Beyond the technical skills she picked up—such as tailoring men’s clothing—Weiland also appreciated the collaborative atmosphere. “I loved the community in the classroom because it was so supportive and not competitive,” she said. “Everyone had different goals. It was fun to see where everyone ended up.”
Madlyn Jane Smith also enrolled at Apparel Arts to pursue a career in sewing. She began making her own garments at age 9 because she was petite and couldn’t find clothes that fit her properly, and that transformed into a desire to make clothes for other people as well. But after taking a class at Santa Rosa Junior College, she decided she wanted a more streamlined path to working in the industry. That’s when she found Apparel Arts.
“My sewing totally changed going to Apparel Arts,” she said. “I know how to finish things better. Making your own patterns, you get to decide about how to sew things together. There are no instructions. It’s a big puzzle. That’s helped with my construction.”
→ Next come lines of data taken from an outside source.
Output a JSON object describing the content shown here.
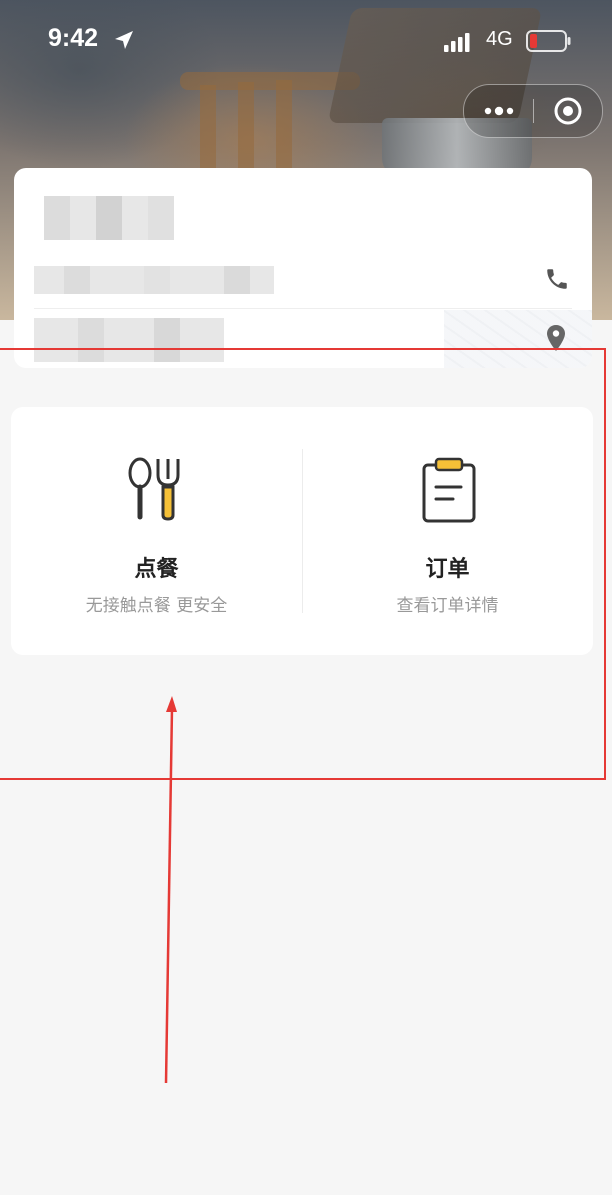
{
  "status_bar": {
    "time": "9:42",
    "network": "4G",
    "battery_color": "#e53935"
  },
  "capsule": {
    "more_icon": "more-icon",
    "close_icon": "target-icon"
  },
  "store_info": {
    "name": "",
    "phone": "",
    "address": ""
  },
  "actions": [
    {
      "title": "点餐",
      "subtitle": "无接触点餐 更安全",
      "icon": "spoon-fork-icon"
    },
    {
      "title": "订单",
      "subtitle": "查看订单详情",
      "icon": "clipboard-icon"
    }
  ],
  "colors": {
    "accent": "#f5c037",
    "annotation": "#e53935",
    "background": "#f6f6f6"
  }
}
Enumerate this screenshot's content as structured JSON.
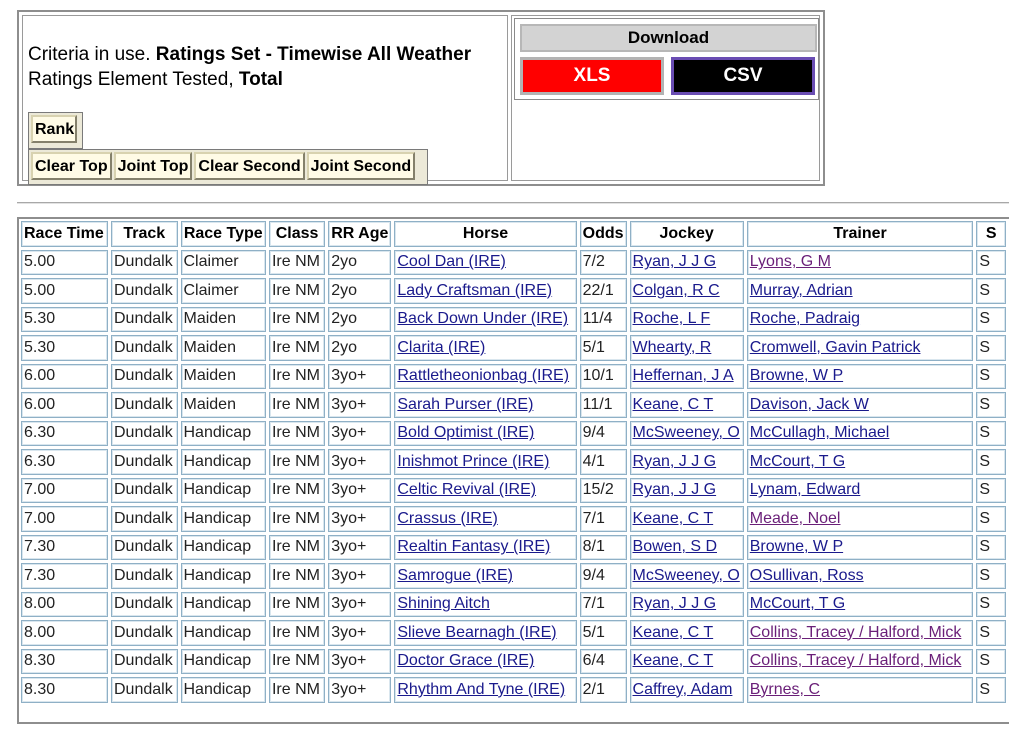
{
  "criteria": {
    "prefix": "Criteria in use.",
    "ratings_set": "Ratings Set - Timewise All Weather",
    "element_prefix": "Ratings Element Tested,",
    "element_value": "Total"
  },
  "buttons": {
    "rank": "Rank",
    "clear_top": "Clear Top",
    "joint_top": "Joint Top",
    "clear_second": "Clear Second",
    "joint_second": "Joint Second"
  },
  "download": {
    "title": "Download",
    "xls": "XLS",
    "csv": "CSV"
  },
  "colors": {
    "xls_bg": "#ff0000",
    "csv_bg": "#000000",
    "link": "#1a1a8c",
    "visited_link": "#6a1f78"
  },
  "table": {
    "headers": [
      "Race Time",
      "Track",
      "Race Type",
      "Class",
      "RR Age",
      "Horse",
      "Odds",
      "Jockey",
      "Trainer",
      "S"
    ],
    "rows": [
      {
        "time": "5.00",
        "track": "Dundalk",
        "type": "Claimer",
        "class": "Ire NM",
        "age": "2yo",
        "horse": "Cool Dan (IRE)",
        "odds": "7/2",
        "jockey": "Ryan, J J G",
        "trainer": "Lyons, G M",
        "trainer_visited": true,
        "extra": "S"
      },
      {
        "time": "5.00",
        "track": "Dundalk",
        "type": "Claimer",
        "class": "Ire NM",
        "age": "2yo",
        "horse": "Lady Craftsman (IRE)",
        "odds": "22/1",
        "jockey": "Colgan, R C",
        "trainer": "Murray, Adrian",
        "trainer_visited": false,
        "extra": "S"
      },
      {
        "time": "5.30",
        "track": "Dundalk",
        "type": "Maiden",
        "class": "Ire NM",
        "age": "2yo",
        "horse": "Back Down Under (IRE)",
        "odds": "11/4",
        "jockey": "Roche, L F",
        "trainer": "Roche, Padraig",
        "trainer_visited": false,
        "extra": "S"
      },
      {
        "time": "5.30",
        "track": "Dundalk",
        "type": "Maiden",
        "class": "Ire NM",
        "age": "2yo",
        "horse": "Clarita (IRE)",
        "odds": "5/1",
        "jockey": "Whearty, R",
        "trainer": "Cromwell, Gavin Patrick",
        "trainer_visited": false,
        "extra": "S"
      },
      {
        "time": "6.00",
        "track": "Dundalk",
        "type": "Maiden",
        "class": "Ire NM",
        "age": "3yo+",
        "horse": "Rattletheonionbag (IRE)",
        "odds": "10/1",
        "jockey": "Heffernan, J A",
        "trainer": "Browne, W P",
        "trainer_visited": false,
        "extra": "S"
      },
      {
        "time": "6.00",
        "track": "Dundalk",
        "type": "Maiden",
        "class": "Ire NM",
        "age": "3yo+",
        "horse": "Sarah Purser (IRE)",
        "odds": "11/1",
        "jockey": "Keane, C T",
        "trainer": "Davison, Jack W",
        "trainer_visited": false,
        "extra": "S"
      },
      {
        "time": "6.30",
        "track": "Dundalk",
        "type": "Handicap",
        "class": "Ire NM",
        "age": "3yo+",
        "horse": "Bold Optimist (IRE)",
        "odds": "9/4",
        "jockey": "McSweeney, O",
        "trainer": "McCullagh, Michael",
        "trainer_visited": false,
        "extra": "S"
      },
      {
        "time": "6.30",
        "track": "Dundalk",
        "type": "Handicap",
        "class": "Ire NM",
        "age": "3yo+",
        "horse": "Inishmot Prince (IRE)",
        "odds": "4/1",
        "jockey": "Ryan, J J G",
        "trainer": "McCourt, T G",
        "trainer_visited": false,
        "extra": "S"
      },
      {
        "time": "7.00",
        "track": "Dundalk",
        "type": "Handicap",
        "class": "Ire NM",
        "age": "3yo+",
        "horse": "Celtic Revival (IRE)",
        "odds": "15/2",
        "jockey": "Ryan, J J G",
        "trainer": "Lynam, Edward",
        "trainer_visited": false,
        "extra": "S"
      },
      {
        "time": "7.00",
        "track": "Dundalk",
        "type": "Handicap",
        "class": "Ire NM",
        "age": "3yo+",
        "horse": "Crassus (IRE)",
        "odds": "7/1",
        "jockey": "Keane, C T",
        "trainer": "Meade, Noel",
        "trainer_visited": true,
        "extra": "S"
      },
      {
        "time": "7.30",
        "track": "Dundalk",
        "type": "Handicap",
        "class": "Ire NM",
        "age": "3yo+",
        "horse": "Realtin Fantasy (IRE)",
        "odds": "8/1",
        "jockey": "Bowen, S D",
        "trainer": "Browne, W P",
        "trainer_visited": false,
        "extra": "S"
      },
      {
        "time": "7.30",
        "track": "Dundalk",
        "type": "Handicap",
        "class": "Ire NM",
        "age": "3yo+",
        "horse": "Samrogue (IRE)",
        "odds": "9/4",
        "jockey": "McSweeney, O",
        "trainer": "OSullivan, Ross",
        "trainer_visited": false,
        "extra": "S"
      },
      {
        "time": "8.00",
        "track": "Dundalk",
        "type": "Handicap",
        "class": "Ire NM",
        "age": "3yo+",
        "horse": "Shining Aitch",
        "odds": "7/1",
        "jockey": "Ryan, J J G",
        "trainer": "McCourt, T G",
        "trainer_visited": false,
        "extra": "S"
      },
      {
        "time": "8.00",
        "track": "Dundalk",
        "type": "Handicap",
        "class": "Ire NM",
        "age": "3yo+",
        "horse": "Slieve Bearnagh (IRE)",
        "odds": "5/1",
        "jockey": "Keane, C T",
        "trainer": "Collins, Tracey / Halford, Mick",
        "trainer_visited": true,
        "extra": "S"
      },
      {
        "time": "8.30",
        "track": "Dundalk",
        "type": "Handicap",
        "class": "Ire NM",
        "age": "3yo+",
        "horse": "Doctor Grace (IRE)",
        "odds": "6/4",
        "jockey": "Keane, C T",
        "trainer": "Collins, Tracey / Halford, Mick",
        "trainer_visited": true,
        "extra": "S"
      },
      {
        "time": "8.30",
        "track": "Dundalk",
        "type": "Handicap",
        "class": "Ire NM",
        "age": "3yo+",
        "horse": "Rhythm And Tyne (IRE)",
        "odds": "2/1",
        "jockey": "Caffrey, Adam",
        "trainer": "Byrnes, C",
        "trainer_visited": true,
        "extra": "S"
      }
    ]
  }
}
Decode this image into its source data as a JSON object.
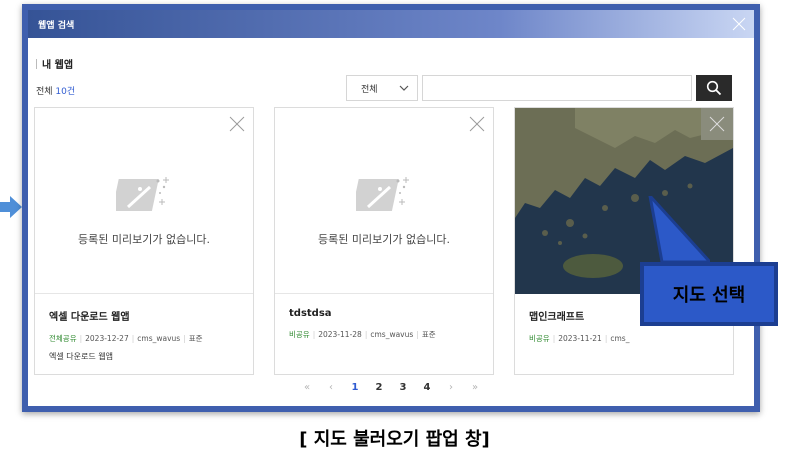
{
  "modal": {
    "title": "웹앱 검색",
    "section_title": "내 웹앱",
    "count_prefix": "전체 ",
    "count_value": "10건",
    "filter": {
      "selected": "전체"
    },
    "search": {
      "placeholder": "",
      "value": ""
    }
  },
  "cards": [
    {
      "title": "엑셀 다운로드 웹앱",
      "preview_text": "등록된 미리보기가 없습니다.",
      "share": "전체공유",
      "date": "2023-12-27",
      "owner": "cms_wavus",
      "template": "표준",
      "description": "엑셀 다운로드 웹앱"
    },
    {
      "title": "tdstdsa",
      "preview_text": "등록된 미리보기가 없습니다.",
      "share": "비공유",
      "date": "2023-11-28",
      "owner": "cms_wavus",
      "template": "표준",
      "description": ""
    },
    {
      "title": "맵인크래프트",
      "preview_text": "",
      "share": "비공유",
      "date": "2023-11-21",
      "owner": "cms_",
      "template": "",
      "description": ""
    }
  ],
  "pagination": {
    "first": "«",
    "prev": "‹",
    "pages": [
      "1",
      "2",
      "3",
      "4"
    ],
    "current": "1",
    "next": "›",
    "last": "»"
  },
  "callout": {
    "text": "지도 선택"
  },
  "caption": "[ 지도 불러오기 팝업 창]",
  "colors": {
    "accent": "#2f5bd1",
    "header": "#3f5fae",
    "share_green": "#2f8a2f",
    "callout": "#2c59c8"
  },
  "icons": [
    "close-icon",
    "search-icon",
    "magic-wand-icon",
    "chevron-down-icon",
    "arrow-right-icon"
  ]
}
Smith, who’s 23, finished the program in three years and is now a technical designer at the outdoor sporting goods company Marmot Mountain in Rohnert Park. Attending Apparel Arts was key to landing her foot in the door.
“There’s this fantasy of going to school for fashion design,” she said. “I didn’t know what to expect but it was a more real-world view of the industry and not just pretty sketches.” Smith added that the self-paced nature of the course requires students to be motivated, but it also allows for more freedom. And like Weiland, she also made a personal connection with the program. “It’s kind of like my second home,” said Smith. “I miss it now.”
Furrer insists she never set out to create Apparel Arts and that it grew organically. The program now has about 125 students per month, but times are changing. “It’s a tough industry,” Furrer said. “There are people who stay in the industry for five, 10 years, and then leave.”
And now, the same forces that pushed Apparel Arts out of the city are the same ones prompting Furrer to consider another change. “What happened in San Francisco is now happening in Oakland,” she lamented. “It does get tougher every year to do this old-fashioned brick-and-mortar with the rent and the costs.”
Specifically, Furrer foresees more instruction going online. (She already teaches patternmaking on Craftsy.com.) “I think the online stuff is kind of what we’re adapting to,” she said. “I’ve been talking about that and trying to move in that direction in case we get priced out of this.”
She also sees a change among students, who want quicker satisfaction in constructing clothes as opposed to Apparel Arts’ “old-school” in-depth instruction. Furrer said she may restructure the program to adapt to those demands.
And then there’s the reality of the fashion industry.
“It’s not cost effective to make your own clothes anymore,” she admitted. “People just expect for clothing to be cheap.”
But it’s not all doom and gloom. Shows like Project Runway have inspired people to return to the craft, and social media and sites like Etsy have also made fashion entrepreneurship more accessible.
The future of fashion may not resemble the industry of the past, but at Apparel Arts, there are still those who find it worthwhile to slow down, and sew well.
This report was originally published in our sister publication, the East Bay Monthly.